By Mark Hallum
Not five months after the elected officials and community leaders celebrated a full 365 days without gun violence in Queensbridge Houses, a member of the Bloods street gang was shot and killed Monday and died Tuesday.
Queensbridge Houses is the nation’s largest public housing development. It was also one of the most violent for a time.
Police identified the victim as Javares Batts, 38, a Woodside resident who lived in the vicinity of Broadway and 49th Street. NYPD from the 114th Precinct responded to reports of a man shot at around 4:45 p.m. Monday. Police found Batts with gunshot wounds in his chest and torso area before EMS took him to New York Presbyterian Weill Cornell Hospital, where he was admitted in critical condition. A little over 24 hours later, Batts had succumbed to his injuries.
Batts had 32 prior arrests and belonged to the Bloods, a police source said.
The investigation was ongoing and there were no arrests in the case as of press time, law enforcement officials said.
Bishop Mitchell Taylor of Urban Upbound, a community organization dedicated to improving public housing spaces at Queensbridge, said Batts was one of many who spent time around the development and led a life of crime.
“We have to be just as vocal when we see these violent crimes that are being committed in the neighborhood amongst young people,” Taylor said. “We have to be just as outraged when we see this, or even more so, as when we see young people being shot by police or things of that nature. The sad thing is you’re not going to see the big protests… over this loss of life… especially when you look at his checkered past.”
Queensbridge has come a long way since the 1980s and ‘90s when it was a violent drug hub. In 1986 alone, the public housing development, which spans six blocks north of the Queensborough Bridge, had more murders than any NYCHA complex in the city. To this day, it is one of 15 developments accounting for up to 20 percent of violent crime in public housing, according to crime statistics.
The situation in Queensbridge began looking up under the de Blasio administration and as civic organizations became involved.
The Mayor’s Action Plan for Neighborhood Safety was launched in 2014 by the de Blasio administration. This initiative paired with the Jacob Riis Settlement House’s 696 Build Queensbridge program funded through the office of Councilman Jimmy Van Bramer (D-Sunnyside) by engaging young people ages 16 to 24 to discourage gun violence.

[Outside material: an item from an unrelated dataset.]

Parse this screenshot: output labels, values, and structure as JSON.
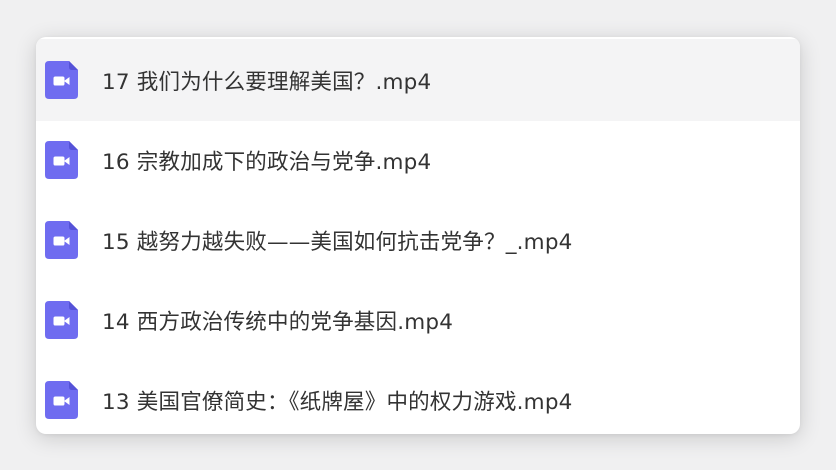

But living just a half block away from the housing development, Taylor said he has heard gunshots ringing out with regularity in the past year. He is currently working with youth in Queensbridge to prevent crime from escalating.
Reach reporter Mark Hallum by e-mail at mhall